**Goal of the exercise**
The whole listing is to be repeated exactly. Add nothing.

**Listed records**

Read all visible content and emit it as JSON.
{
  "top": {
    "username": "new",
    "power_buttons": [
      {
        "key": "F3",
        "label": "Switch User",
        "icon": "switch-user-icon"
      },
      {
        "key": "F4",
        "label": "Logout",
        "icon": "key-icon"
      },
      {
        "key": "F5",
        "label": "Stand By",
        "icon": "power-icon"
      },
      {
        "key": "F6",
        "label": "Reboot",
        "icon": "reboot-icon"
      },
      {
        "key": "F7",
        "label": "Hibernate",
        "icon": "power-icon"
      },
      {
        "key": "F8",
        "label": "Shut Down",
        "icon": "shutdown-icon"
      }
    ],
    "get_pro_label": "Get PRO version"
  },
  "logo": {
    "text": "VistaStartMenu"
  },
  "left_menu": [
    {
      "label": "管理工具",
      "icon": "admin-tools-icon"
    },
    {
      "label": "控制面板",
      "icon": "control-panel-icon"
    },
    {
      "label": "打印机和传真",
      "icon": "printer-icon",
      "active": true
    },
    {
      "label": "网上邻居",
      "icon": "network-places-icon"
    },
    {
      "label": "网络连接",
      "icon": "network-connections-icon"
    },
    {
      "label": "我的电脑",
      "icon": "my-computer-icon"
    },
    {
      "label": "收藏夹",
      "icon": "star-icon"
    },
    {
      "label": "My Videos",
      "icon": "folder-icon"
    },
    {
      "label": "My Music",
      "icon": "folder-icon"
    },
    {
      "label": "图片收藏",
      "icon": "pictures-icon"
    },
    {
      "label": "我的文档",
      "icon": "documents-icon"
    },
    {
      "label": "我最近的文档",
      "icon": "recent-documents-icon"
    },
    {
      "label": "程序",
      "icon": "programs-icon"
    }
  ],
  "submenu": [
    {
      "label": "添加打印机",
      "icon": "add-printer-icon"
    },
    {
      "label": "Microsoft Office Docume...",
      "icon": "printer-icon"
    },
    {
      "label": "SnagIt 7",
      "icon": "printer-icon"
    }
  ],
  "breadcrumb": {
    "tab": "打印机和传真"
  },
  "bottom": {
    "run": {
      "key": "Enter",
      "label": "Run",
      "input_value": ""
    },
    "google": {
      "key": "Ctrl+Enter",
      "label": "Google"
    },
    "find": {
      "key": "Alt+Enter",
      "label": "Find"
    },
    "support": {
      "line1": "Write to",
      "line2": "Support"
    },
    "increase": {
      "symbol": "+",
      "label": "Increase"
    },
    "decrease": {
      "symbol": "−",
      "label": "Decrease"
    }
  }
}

**Output of the task**
Read all visible content and emit it as JSON.
{
  "top": {
    "username": "new",
    "power_buttons": [
      {
        "key": "F3",
        "label": "Switch User",
        "icon": "switch-user-icon"
      },
      {
        "key": "F4",
        "label": "Logout",
        "icon": "key-icon"
      },
      {
        "key": "F5",
        "label": "Stand By",
        "icon": "power-icon"
      },
      {
        "key": "F6",
        "label": "Reboot",
        "icon": "reboot-icon"
      },
      {
        "key": "F7",
        "label": "Hibernate",
        "icon": "power-icon"
      },
      {
        "key": "F8",
        "label": "Shut Down",
        "icon": "shutdown-icon"
      }
    ],
    "get_pro_label": "Get PRO version"
  },
  "logo": {
    "text": "VistaStartMenu"
  },
  "left_menu": [
    {
      "label": "管理工具",
      "icon": "admin-tools-icon"
    },
    {
      "label": "控制面板",
      "icon": "control-panel-icon"
    },
    {
      "label": "打印机和传真",
      "icon": "printer-icon",
      "active": true
    },
    {
      "label": "网上邻居",
      "icon": "network-places-icon"
    },
    {
      "label": "网络连接",
      "icon": "network-connections-icon"
    },
    {
      "label": "我的电脑",
      "icon": "my-computer-icon"
    },
    {
      "label": "收藏夹",
      "icon": "star-icon"
    },
    {
      "label": "My Videos",
      "icon": "folder-icon"
    },
    {
      "label": "My Music",
      "icon": "folder-icon"
    },
    {
      "label": "图片收藏",
      "icon": "pictures-icon"
    },
    {
      "label": "我的文档",
      "icon": "documents-icon"
    },
    {
      "label": "我最近的文档",
      "icon": "recent-documents-icon"
    },
    {
      "label": "程序",
      "icon": "programs-icon"
    }
  ],
  "submenu": [
    {
      "label": "添加打印机",
      "icon": "add-printer-icon"
    },
    {
      "label": "Microsoft Office Docume...",
      "icon": "printer-icon"
    },
    {
      "label": "SnagIt 7",
      "icon": "printer-icon"
    }
  ],
  "breadcrumb": {
    "tab": "打印机和传真"
  },
  "bottom": {
    "run": {
      "key": "Enter",
      "label": "Run",
      "input_value": ""
    },
    "google": {
      "key": "Ctrl+Enter",
      "label": "Google"
    },
    "find": {
      "key": "Alt+Enter",
      "label": "Find"
    },
    "support": {
      "line1": "Write to",
      "line2": "Support"
    },
    "increase": {
      "symbol": "+",
      "label": "Increase"
    },
    "decrease": {
      "symbol": "−",
      "label": "Decrease"
    }
  }
}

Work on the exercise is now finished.